May 5, 2015 — Over the past several years, crowdfunding websites like Kickstarter, Indiegogo and Kiva have helped people all over the world raise money for a host of activities—artistic endeavors, tech startups, community or personal projects, charities, and more. Now there are plans for a crowdfunding site focused on raising money specifically for global public health projects—things like stocking a rural health clinic or providing a water filtration system for a small village.
The new platform will be launched soon by Janssen, the pharmaceutical company of Johnson & Johnson. Students and faculty at Harvard T.H. Chan School of Public Health got an overview about how the platform will work on April 30, 2015 in Kresge 502 from Derek Fetzer, a director of global public health at Janssen; and Harvard graduate Sara Gorman, PhD ’13 (English literature), who works as a consultant for Janssen and is an MPH candidate at Columbia University Mailman School of Public Health. Gorman has also worked as a research assistant for Michelle Williams, chair of Harvard Chan’s Department of Epidemiology, who introduced the two speakers.

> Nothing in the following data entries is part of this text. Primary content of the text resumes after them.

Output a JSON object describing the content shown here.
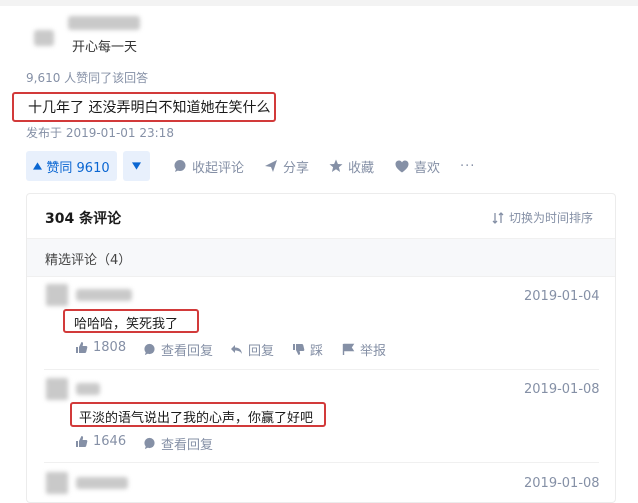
{
  "author": {
    "bio": "开心每一天"
  },
  "answer": {
    "upvote_summary": "9,610 人赞同了该回答",
    "content": "十几年了 还没弄明白不知道她在笑什么",
    "published": "发布于 2019-01-01 23:18"
  },
  "actions": {
    "upvote_label": "赞同 9610",
    "collapse_comments": "收起评论",
    "share": "分享",
    "favorite": "收藏",
    "like": "喜欢",
    "more": "···"
  },
  "comments_panel": {
    "count_label": "304 条评论",
    "sort_toggle": "切换为时间排序",
    "featured_label": "精选评论（4）",
    "items": [
      {
        "date": "2019-01-04",
        "text": "哈哈哈，笑死我了",
        "likes": "1808",
        "view_replies": "查看回复",
        "reply": "回复",
        "dislike": "踩",
        "report": "举报"
      },
      {
        "date": "2019-01-08",
        "text": "平淡的语气说出了我的心声，你赢了好吧",
        "likes": "1646",
        "view_replies": "查看回复"
      },
      {
        "date": "2019-01-08"
      }
    ]
  },
  "colors": {
    "accent": "#0a66d2",
    "highlight_box": "#d23a3a",
    "muted": "#8590a6"
  }
}
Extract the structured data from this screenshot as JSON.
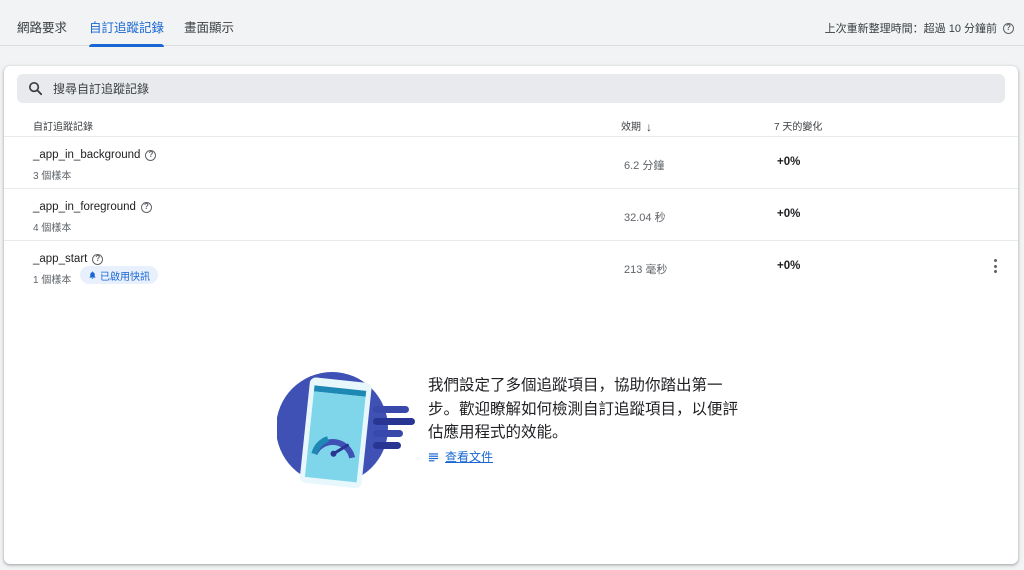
{
  "tabs": [
    {
      "label": "網路要求"
    },
    {
      "label": "自訂追蹤記錄"
    },
    {
      "label": "畫面顯示"
    }
  ],
  "refresh_status": "上次重新整理時間：超過 10 分鐘前",
  "help_glyph": "?",
  "search": {
    "placeholder": "搜尋自訂追蹤記錄",
    "value": ""
  },
  "table": {
    "headers": {
      "name": "自訂追蹤記錄",
      "duration": "效期",
      "change": "7 天的變化"
    },
    "sort_arrow": "↓",
    "rows": [
      {
        "name": "_app_in_background",
        "samples": "3 個樣本",
        "duration": "6.2 分鐘",
        "change": "+0%",
        "badge": null
      },
      {
        "name": "_app_in_foreground",
        "samples": "4 個樣本",
        "duration": "32.04 秒",
        "change": "+0%",
        "badge": null
      },
      {
        "name": "_app_start",
        "samples": "1 個樣本",
        "duration": "213 毫秒",
        "change": "+0%",
        "badge": "已啟用快訊"
      }
    ]
  },
  "empty_state": {
    "message": "我們設定了多個追蹤項目，協助你踏出第一步。歡迎瞭解如何檢測自訂追蹤項目，以便評估應用程式的效能。",
    "link_label": "查看文件"
  },
  "colors": {
    "accent": "#1967d2",
    "badge_bg": "#e8f0fe",
    "illustration_navy": "#3f51b5",
    "illustration_cyan": "#6fd3e6"
  },
  "icons": [
    "search-icon",
    "help-icon",
    "arrow-down-icon",
    "bell-icon",
    "more-vert-icon",
    "document-icon"
  ]
}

The crowdfunding site will work very simply. People affiliated with nonprofits will post their proposed global health projects on the site free of charge. Each project will be vetted by a panel of academics to ensure that it’s a bona fide public health project—that each “has a population impact, and that it’s a true priority,” Fetzer said. Potential donors will be able to browse the various proposals and choose whatever public health priorities appeal to them. And donors will be able to track the progress of the projects they fund and to communicate directly with project owners.
Gorman pointed out that the crowdfunding phenomenon is growing rapidly, with much of it aimed at benefiting social causes. “While we think about trying to get money for things like charitable causes and global causes from corporations and government entities, individuals are a huge source that are often overlooked,” she said. “There’s a lot of potential to tap into this ‘crowd’ of individuals to get money for things like global health projects—and that’s where crowdfunding comes in.”
photos: Noah Leavitt